The next step will be to prove that the defendant did not do his duty. This breach of duty can come from negligence or carelessness. For example: in a car accident, you need to prove that he did not try to slow the speed or try to brake. Hence, he did not fulfill his civic duty.
Next, it is time to prove that due to the breach of duty, he caused some kind of loss- injury, damages, or other sufferings. The degree of damage varies from case to case.
This is the degree or severity of damages we talked about in the previous point. You must provide all the evidence of your severity of the loss. It can be medical reports in case of physical injury, pain, and suffering, etc. Also, other material damages can be included.
Statement of Claim Tort: How to Write a Tort Claim
To write an amicable tort claim, there are several things to follow.
- Read the instructions carefully, whether be it the form of a tort claim or any other form. There you will find all the answers to your confusion. And also, they will help you to write a statement clearly with lesser mistakes.
- Do not lie or provide false evidence. Provide all the right documents and proofs. Also, try to attach as many documents as you can to make your claim stronger.
The documents you may need:
- The tort claim form (filled completely)
- Medical records
- Medical bills
- Damage bills
- Photographs (if any) etc.
Here is an example of a standard tort claim application:
- Start with complete address, phone number, and mailing address.
- Time and date of the incident.
- Name and address of the defendant(s) and witnesses. If you don’t know anyone, write ‘unknown.’
- Write a clear description of the incident. Describe the injuries and damages you suffered from that incident.
- The documents or evidence of police complaints or any legal documents will do.
- Attach all the medical documents, photographs that you feel important.
- Finally, add the final amount in CAD that you think you deserve for your damages.
How Long does It Take to Settle a Tort Claim?
Although the length of every case varies depending on the severity of the case, an average length is 6 weeks.
After submitting a claim, it can take up to 90 days to approve your application.
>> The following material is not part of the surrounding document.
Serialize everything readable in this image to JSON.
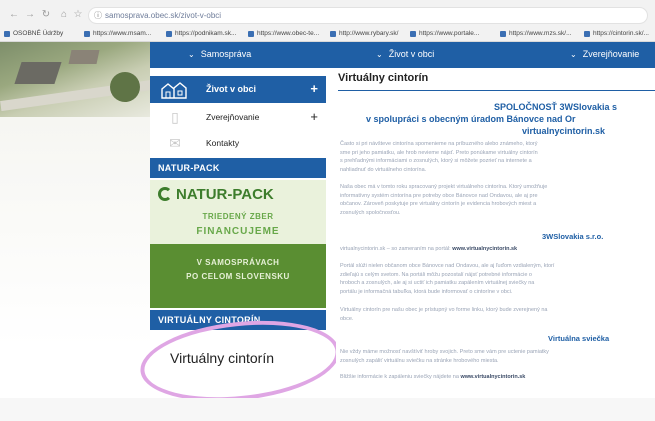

If the claim is not approved within 90 days, it will be automatically denied.
A tort claim is often confused with a personal injury claim. In reality, tort claims are much more complex and difficult to proceed with. It has so many points and loopholes that without any experience, there is a good chance of losing the case.
That is why it is our recommendation to contact an experienced lawyer who can handle such a case. He will represent you on the court and help you win the claim as you should.